Richard G. : Should a label be allowed to influence the creative process? This is an interesting ethical question in the music industry to which people in metal are usually opposed. With The End Of All Reason and their new, self-released album 'Artifacts' we encounter an interesting case supporting the other viewpoint that a product might actually profit when a label would have some influence.
Main problem here is that if TOAR think that the average metal head can listen and enjoy rather clinically produced melodic death metal for 64 minutes on end, they either have a very high opinion of themselves, or they are completely out of touch with their target audience. Without a doubt 'Artifacts' would have been a much better album if somebody (for example a label representative) would have posed any of the following questions. "Don't you think that riff has been repeated often enough by now?” "Don't you think this song is kinda done by now? Maybe adding even more parts is not necessary.” "Maybe somebody else in the band also knows how to grunt? It might yield some more variation.”

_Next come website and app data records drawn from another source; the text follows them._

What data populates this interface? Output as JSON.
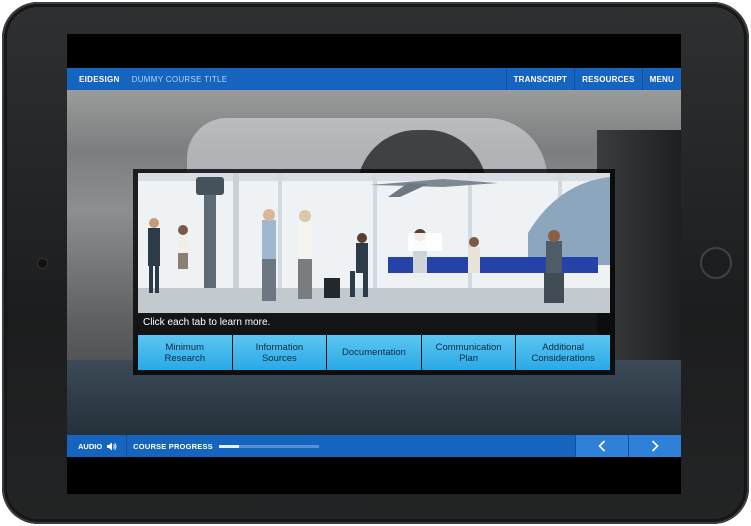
{
  "header": {
    "brand": "EIDESIGN",
    "course_title": "DUMMY COURSE TITLE",
    "transcript_label": "TRANSCRIPT",
    "resources_label": "RESOURCES",
    "menu_label": "MENU"
  },
  "main": {
    "instruction": "Click each tab to learn more.",
    "tabs": [
      {
        "line1": "Minimum",
        "line2": "Research"
      },
      {
        "line1": "Information",
        "line2": "Sources"
      },
      {
        "line1": "Documentation",
        "line2": ""
      },
      {
        "line1": "Communication",
        "line2": "Plan"
      },
      {
        "line1": "Additional",
        "line2": "Considerations"
      }
    ]
  },
  "footer": {
    "audio_label": "AUDIO",
    "progress_label": "COURSE PROGRESS",
    "progress_fraction": 0.2,
    "prev_icon": "chevron-left-icon",
    "next_icon": "chevron-right-icon"
  },
  "colors": {
    "bar_blue": "#1565c0",
    "tab_blue": "#2aa9e6"
  }
}
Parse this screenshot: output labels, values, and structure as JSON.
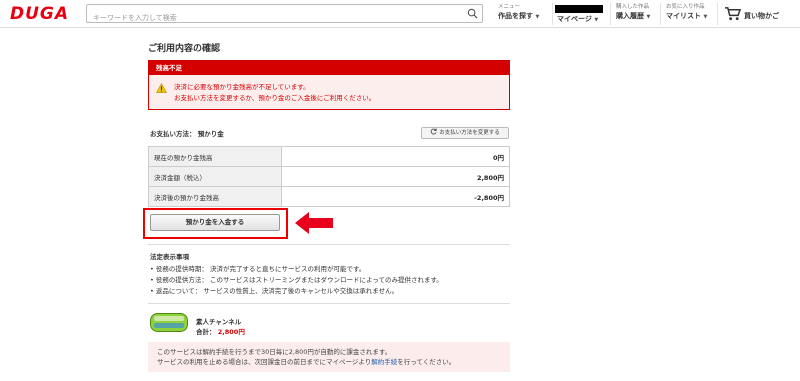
{
  "header": {
    "logo": "DUGA",
    "search_placeholder": "キーワードを入力して検索",
    "nav": [
      {
        "small": "メニュー",
        "label": "作品を探す"
      },
      {
        "small": "",
        "label": "マイページ"
      },
      {
        "small": "購入した作品",
        "label": "購入履歴"
      },
      {
        "small": "お気に入り作品",
        "label": "マイリスト"
      },
      {
        "small": "",
        "label": "買い物かご"
      }
    ]
  },
  "page": {
    "title": "ご利用内容の確認",
    "error": {
      "heading": "残高不足",
      "line1": "決済に必要な預かり金残高が不足しています。",
      "line2": "お支払い方法を変更するか、預かり金のご入金後にご利用ください。"
    },
    "payment_method_label": "お支払い方法： 預かり金",
    "change_method_button": "お支払い方法を変更する",
    "rows": [
      {
        "label": "現在の預かり金残高",
        "value": "0円"
      },
      {
        "label": "決済金額（税込）",
        "value": "2,800円"
      },
      {
        "label": "決済後の預かり金残高",
        "value": "-2,800円"
      }
    ],
    "deposit_button": "預かり金を入金する",
    "legal": {
      "title": "法定表示事項",
      "items": [
        "役務の提供時期： 決済が完了すると直ちにサービスの利用が可能です。",
        "役務の提供方法： このサービスはストリーミングまたはダウンロードによってのみ提供されます。",
        "返品について： サービスの性質上、決済完了後のキャンセルや交換は承れません。"
      ]
    },
    "product": {
      "name": "素人チャンネル",
      "total_label": "合計：",
      "total_price": "2,800円"
    },
    "notice": {
      "line1": "このサービスは解約手続を行うまで30日毎に2,800円が自動的に課金されます。",
      "line2_pre": "サービスの利用を止める場合は、次回課金日の前日までにマイページより",
      "line2_link": "解約手続",
      "line2_post": "を行ってください。"
    }
  },
  "colors": {
    "brand": "#e60012",
    "error": "#d40000",
    "link": "#1a5fb4"
  }
}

And these questions just touch upon a couple of the reasons why the seven, eight or even twelve minute compositions on offer here do not work. It is exactly why a Dark Tranquillity record usually lasts around 40 minutes and why you have to be Opeth in order to make songs of such proportions a success. For sure TOAR know how to hold their instruments and they have a certain vision, but at the moment their compositions lack dynamics and discerning elements that might make it possible to compel listeners to listen to their songs for so long.